----- Materials provided -----

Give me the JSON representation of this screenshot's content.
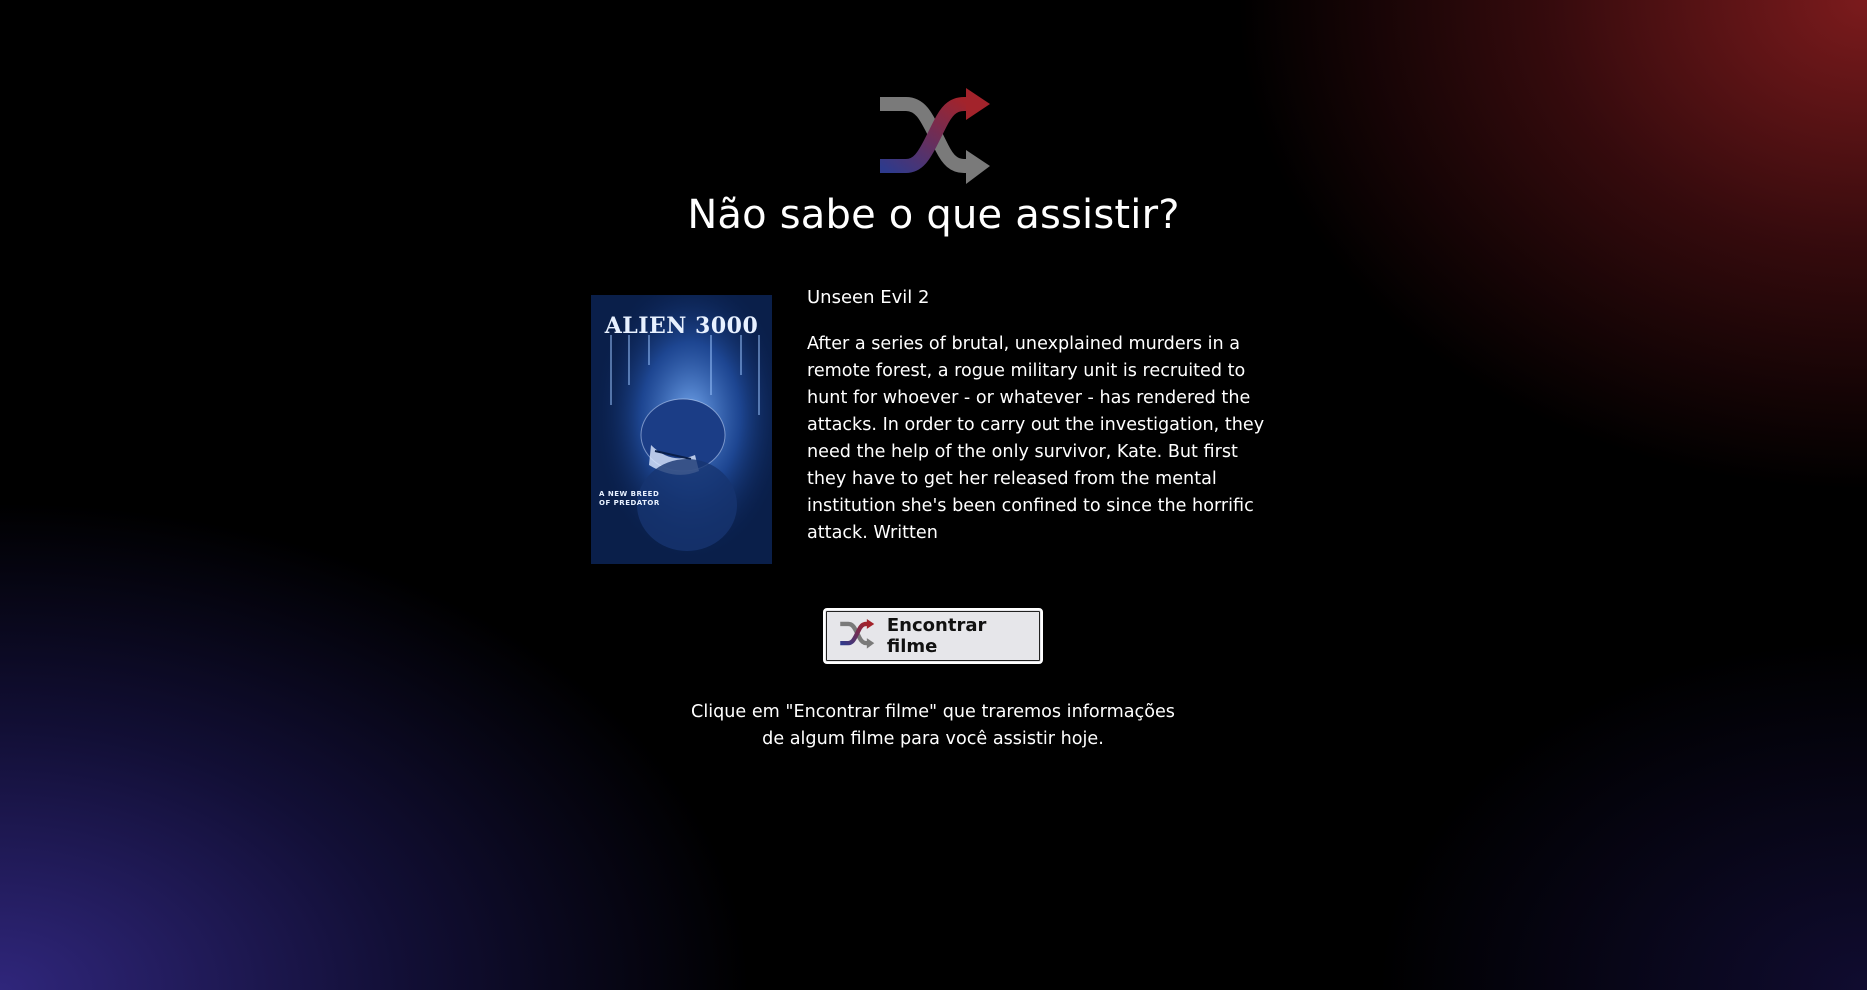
{
  "header": {
    "title": "Não sabe o que assistir?",
    "logo_icon": "shuffle-icon"
  },
  "movie": {
    "poster_title": "ALIEN 3000",
    "poster_tagline_line1": "A NEW BREED",
    "poster_tagline_line2": "OF PREDATOR",
    "title": "Unseen Evil 2",
    "overview": "After a series of brutal, unexplained murders in a remote forest, a rogue military unit is recruited to hunt for whoever - or whatever - has rendered the attacks. In order to carry out the investigation, they need the help of the only survivor, Kate. But first they have to get her released from the mental institution she's been confined to since the horrific attack. Written"
  },
  "action": {
    "button_label": "Encontrar filme",
    "button_icon": "shuffle-icon"
  },
  "hint": {
    "text": "Clique em \"Encontrar filme\" que traremos informações de algum filme para você assistir hoje."
  },
  "colors": {
    "accent_red": "#a3232b",
    "accent_blue": "#2e3a8c",
    "arrow_gray": "#7a7a7a",
    "button_bg": "#e6e6ea"
  }
}
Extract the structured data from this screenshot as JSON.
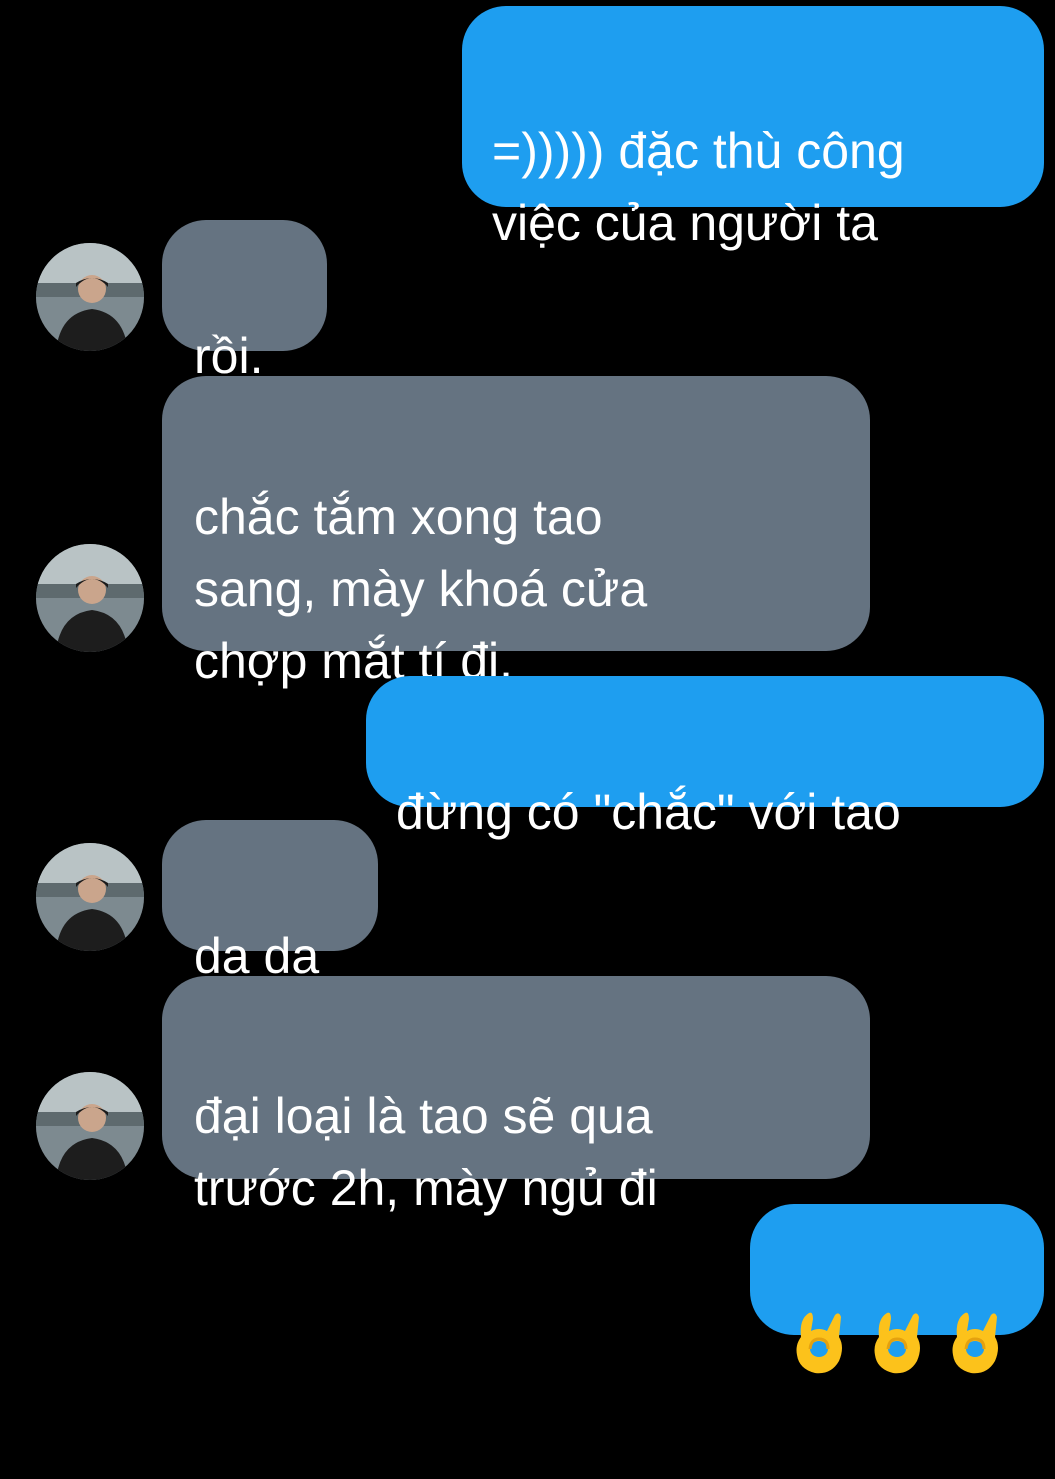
{
  "colors": {
    "background": "#000000",
    "sent_bubble": "#1e9ef0",
    "received_bubble": "#657381",
    "text": "#ffffff"
  },
  "messages": [
    {
      "side": "sent",
      "text": "=))))) đặc thù công\nviệc của người ta"
    },
    {
      "side": "received",
      "text": "rồi."
    },
    {
      "side": "received",
      "text": "chắc tắm xong tao\nsang, mày khoá cửa\nchợp mắt tí đi."
    },
    {
      "side": "sent",
      "text": "đừng có \"chắc\" với tao"
    },
    {
      "side": "received",
      "text": "dạ dạ"
    },
    {
      "side": "received",
      "text": "đại loại là tao sẽ qua\ntrước 2h, mày ngủ đi"
    },
    {
      "side": "sent",
      "icons": [
        "ok-hand-icon",
        "ok-hand-icon",
        "ok-hand-icon"
      ]
    }
  ]
}
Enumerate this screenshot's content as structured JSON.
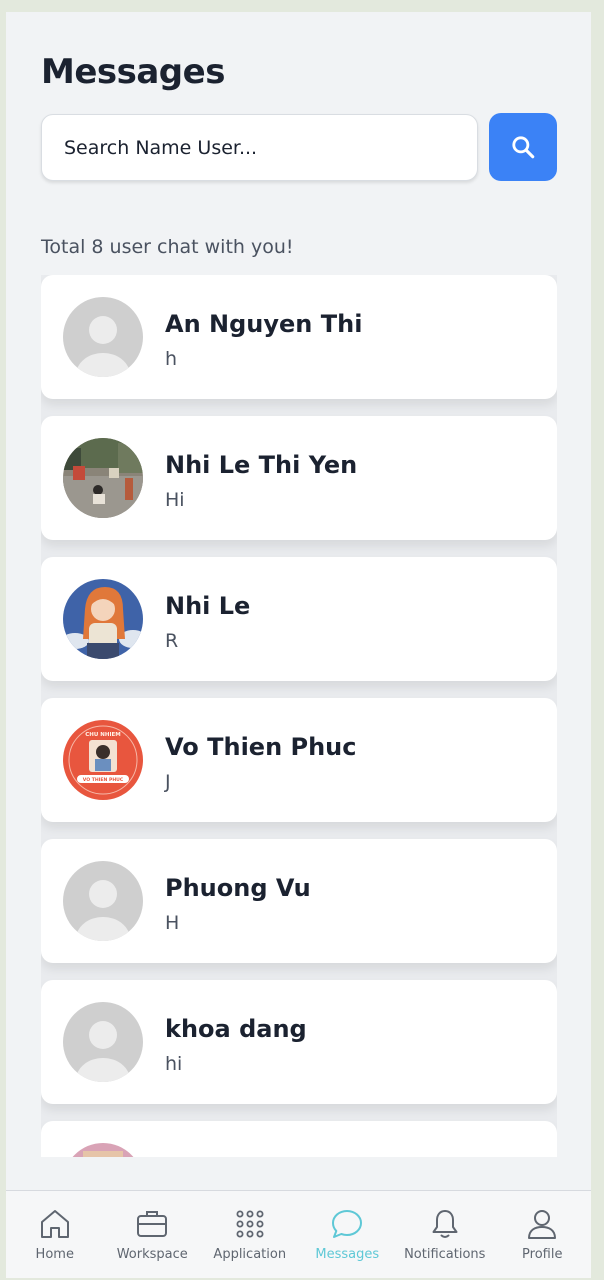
{
  "header": {
    "title": "Messages"
  },
  "search": {
    "placeholder": "Search Name User..."
  },
  "count_text": "Total 8 user chat with you!",
  "chats": [
    {
      "name": "An Nguyen Thi",
      "last_message": "h",
      "avatar": "default-avatar"
    },
    {
      "name": "Nhi Le Thi Yen",
      "last_message": "Hi",
      "avatar": "photo-street"
    },
    {
      "name": "Nhi Le",
      "last_message": "R",
      "avatar": "photo-anime-girl"
    },
    {
      "name": "Vo Thien Phuc",
      "last_message": "J",
      "avatar": "photo-badge",
      "avatar_text_top": "CHU NHIEM",
      "avatar_text_bottom": "VO THIEN PHUC"
    },
    {
      "name": "Phuong Vu",
      "last_message": "H",
      "avatar": "default-avatar"
    },
    {
      "name": "khoa dang",
      "last_message": "hi",
      "avatar": "default-avatar"
    },
    {
      "name": "",
      "last_message": "",
      "avatar": "photo-partial"
    }
  ],
  "nav": [
    {
      "label": "Home",
      "icon": "home-icon",
      "active": false
    },
    {
      "label": "Workspace",
      "icon": "briefcase-icon",
      "active": false
    },
    {
      "label": "Application",
      "icon": "grid-icon",
      "active": false
    },
    {
      "label": "Messages",
      "icon": "chat-bubble-icon",
      "active": true
    },
    {
      "label": "Notifications",
      "icon": "bell-icon",
      "active": false
    },
    {
      "label": "Profile",
      "icon": "user-icon",
      "active": false
    }
  ],
  "colors": {
    "accent": "#3b82f6",
    "active_nav": "#5ec8d6",
    "background": "#f1f3f5"
  }
}
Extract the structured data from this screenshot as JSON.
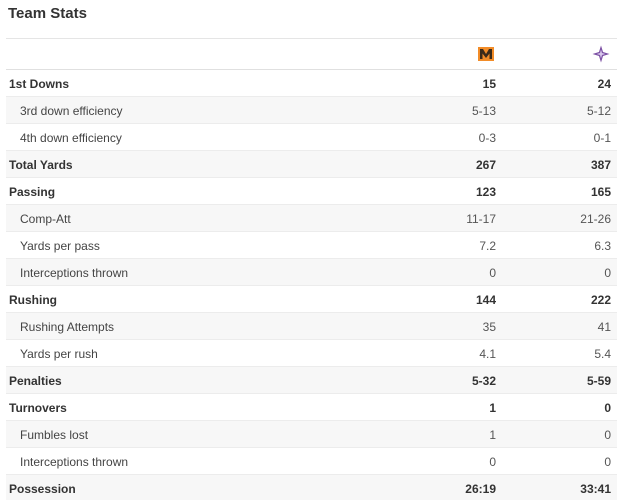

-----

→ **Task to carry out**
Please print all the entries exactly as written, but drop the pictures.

→ **Result for this exercise**
Give me the JSON representation of this screenshot's content.
{
  "header": {
    "title": "Não sabe o que assistir?",
    "logo_icon": "shuffle-icon"
  },
  "movie": {
    "poster_title": "ALIEN 3000",
    "poster_tagline_line1": "A NEW BREED",
    "poster_tagline_line2": "OF PREDATOR",
    "title": "Unseen Evil 2",
    "overview": "After a series of brutal, unexplained murders in a remote forest, a rogue military unit is recruited to hunt for whoever - or whatever - has rendered the attacks. In order to carry out the investigation, they need the help of the only survivor, Kate. But first they have to get her released from the mental institution she's been confined to since the horrific attack. Written"
  },
  "action": {
    "button_label": "Encontrar filme",
    "button_icon": "shuffle-icon"
  },
  "hint": {
    "text": "Clique em \"Encontrar filme\" que traremos informações de algum filme para você assistir hoje."
  },
  "colors": {
    "accent_red": "#a3232b",
    "accent_blue": "#2e3a8c",
    "arrow_gray": "#7a7a7a",
    "button_bg": "#e6e6ea"
  }
}
Extract the structured data from this screenshot as JSON.
{
  "colors": {
    "background": "#000000",
    "sent_bubble": "#1e9ef0",
    "received_bubble": "#657381",
    "text": "#ffffff"
  },
  "messages": [
    {
      "side": "sent",
      "text": "=))))) đặc thù công\nviệc của người ta"
    },
    {
      "side": "received",
      "text": "rồi."
    },
    {
      "side": "received",
      "text": "chắc tắm xong tao\nsang, mày khoá cửa\nchợp mắt tí đi."
    },
    {
      "side": "sent",
      "text": "đừng có \"chắc\" với tao"
    },
    {
      "side": "received",
      "text": "dạ dạ"
    },
    {
      "side": "received",
      "text": "đại loại là tao sẽ qua\ntrước 2h, mày ngủ đi"
    },
    {
      "side": "sent",
      "icons": [
        "ok-hand-icon",
        "ok-hand-icon",
        "ok-hand-icon"
      ]
    }
  ]
}
Enumerate this screenshot's content as structured JSON.
{
  "header": {
    "title": "Messages"
  },
  "search": {
    "placeholder": "Search Name User..."
  },
  "count_text": "Total 8 user chat with you!",
  "chats": [
    {
      "name": "An Nguyen Thi",
      "last_message": "h",
      "avatar": "default-avatar"
    },
    {
      "name": "Nhi Le Thi Yen",
      "last_message": "Hi",
      "avatar": "photo-street"
    },
    {
      "name": "Nhi Le",
      "last_message": "R",
      "avatar": "photo-anime-girl"
    },
    {
      "name": "Vo Thien Phuc",
      "last_message": "J",
      "avatar": "photo-badge",
      "avatar_text_top": "CHU NHIEM",
      "avatar_text_bottom": "VO THIEN PHUC"
    },
    {
      "name": "Phuong Vu",
      "last_message": "H",
      "avatar": "default-avatar"
    },
    {
      "name": "khoa dang",
      "last_message": "hi",
      "avatar": "default-avatar"
    },
    {
      "name": "",
      "last_message": "",
      "avatar": "photo-partial"
    }
  ],
  "nav": [
    {
      "label": "Home",
      "icon": "home-icon",
      "active": false
    },
    {
      "label": "Workspace",
      "icon": "briefcase-icon",
      "active": false
    },
    {
      "label": "Application",
      "icon": "grid-icon",
      "active": false
    },
    {
      "label": "Messages",
      "icon": "chat-bubble-icon",
      "active": true
    },
    {
      "label": "Notifications",
      "icon": "bell-icon",
      "active": false
    },
    {
      "label": "Profile",
      "icon": "user-icon",
      "active": false
    }
  ],
  "colors": {
    "accent": "#3b82f6",
    "active_nav": "#5ec8d6",
    "background": "#f1f3f5"
  }
}
Extract the structured data from this screenshot as JSON.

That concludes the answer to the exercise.